Wergle Flomp Humor Poetry Contest 2004
Congratulations to the winners of our 2004 humor poetry contest!
First Prize $817.70
Chris Kuehn, The Craven
Second Prize $132.00
Tina Blevins, Ron Truman
Third Prize $57.95
S.L. Pierrotti, Ode on a Grecian Formula
- Sarahrae Hill, Twinkie
- Lindsay MacPherson, To A Moose
- Kakie Mashburn, Oh subterranean jewel of starch and carb…
- Misty Massey, Oops! I Donne It Again
- Maggie Miner, Oh Husband! My Husband!
- Claire Mongeau, If We Must Eat Escargot With Plastic Sporks
Thanks to everyone who entered our 2004 Wergle Flomp Poetry Contest. We received a record 975 entries, each more disturbing than the last. This year's winner, "The Craven" by Chris Kuehn, displayed all the qualities we look for in a Wergle poem: a high level of poetic craftsmanship, a manic glee in exploring the possibilities of language, and a hilarious mismatch between lofty style and base subject matter. It is also, sad to say, utterly filthy.
By now, you may have developed some misconceptions about this contest. Here at Winning Writers, we are committed to the highest poetic ideals. We are not just interested in sex and butt jokes. We want sex and butt jokes that have rhyme and meter. Scansion, maybe a few metaphors, synecdoche, anaphora, polysorbate 80 — these impress us. In short, technical merit.
Humorous poetry is no exception to the rule that quality requires care. Like a skater's perfectly executed triple jump, it takes hard work behind the scenes for light verse to achieve the illusion of effortlessness. Don't confuse the effect with the process. Many of the entries in this year's contest were unsuccessful because they seemed dashed-off, repeating old themes (gibberish, bodily functions) with nothing to distinguish them from one another. A good spoof poem should believe in itself, take itself seriously — far more seriously than it deserves. Bad poetry is funny because we feel superior to its pompous sincerity. Our third-prize poem, "Ode on a Grecian Formula" by S.L. Pierotti, is a perfect example.

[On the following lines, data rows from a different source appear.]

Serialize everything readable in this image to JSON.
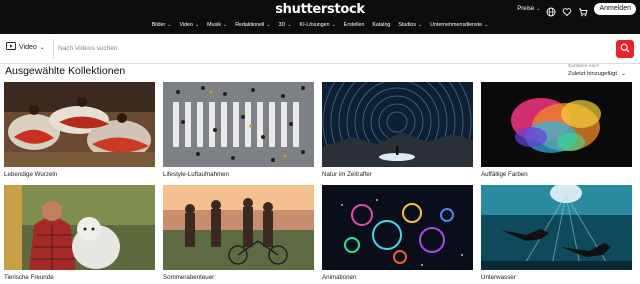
{
  "header": {
    "logo": "shutterstock",
    "prices": "Preise",
    "login": "Anmelden",
    "nav": [
      "Bilder",
      "Video",
      "Musik",
      "Redaktionell",
      "3D",
      "KI-Lösungen",
      "Erstellen",
      "Katalog",
      "Studios",
      "Unternehmensdienste"
    ]
  },
  "search": {
    "type": "Video",
    "placeholder": "Nach Videos suchen"
  },
  "section": {
    "title": "Ausgewählte Kollektionen",
    "sort_label": "Sortieren nach",
    "sort_value": "Zuletzt hinzugefügt"
  },
  "collections": [
    {
      "title": "Lebendige Wurzeln"
    },
    {
      "title": "Lifestyle-Luftaufnahmen"
    },
    {
      "title": "Natur im Zeitraffer"
    },
    {
      "title": "Auffällige Farben"
    },
    {
      "title": "Tierische Freunde"
    },
    {
      "title": "Sommerabenteuer"
    },
    {
      "title": "Animationen"
    },
    {
      "title": "Unterwasser"
    }
  ],
  "colors": {
    "accent": "#e8242b",
    "header_bg": "#0d0d0d"
  }
}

Parodies were among our strongest entries this year, "The Raven" being a perennial favorite. The honorees also succeeded at denting the pedestals of Walt Whitman ("O Captain! My Captain!"), John Donne ("Death Be Not Proud") and Robert Burns ("To A Mouse"). Our second-prize poem, "Ron Truman" by Tina Blevins, may be the definitive work on the theme of Poetry.com's perfidy. We were blown away by its length and complexity, including the poem-within-a-poem device. "Cruel Arabella!.../I prayed for thee when thou hadst salmonella." Lines that Lord Byron might well envy. Original odes to Twinkies, Pringles and escargot rounded out the list.
Women dominated the winner's circle this year. Are they funnier? Sicker? Can men recover from this satiric onslaught? We'll find out in our 2004-2005 contest, opening August 15, 2004. We're increasing the prize pool once again. It's now $1,609, with a top prize of $1,190. As always, entry is free. The deadline is April 1, 2005. Nicky nacky noo!
Jendi Reiter is vice president of Winning Writers, editor of The Best Free Literary Contests, and oversees the Winning Writers literary contests. Jendi is the author of the short story collection An Incomplete List of My Wishes (Sunshot Press, 2018), the novel Two Natures (Saddle Road Press, 2016), the poetry collections Made Man (Little Red Tree Publishing, 2022), Bullies in Love (Little Red Tree Publishing, 2015), and A Talent for Sadness (Turning Point Books, 2003), and the award-winning poetry chapbooks Swallow (Amsterdam Press, 2009) and Barbie at 50 (Cervena Barva Press, 2010). Awards include a Massachusetts Cultural Council Artists' Grant for Poetry, the 2016 New Letters Prize for Fiction, the 2016 Rainbow Award for Best Gay Contemporary Fiction, the 2015 Wag's Revue Poetry Prize, the 2013 Little Red Tree International Poetry Prize, the 2012 Betsy Colquitt Award for Poetry from Descant magazine, the 2011 James Knudsen Editor's Prize in Fiction from Bayou Magazine, the 2011 OSA Enizagam Award for Fiction, the 2010 Anderbo Poetry Prize, and second prize in the 2010 Iowa Review Awards for Fiction. Jendi's work has appeared in Poetry, The New Criterion, Mudfish, Passages North, Cutthroat, Best American Poetry 1990, and many other publications. See their interview in RoundPier.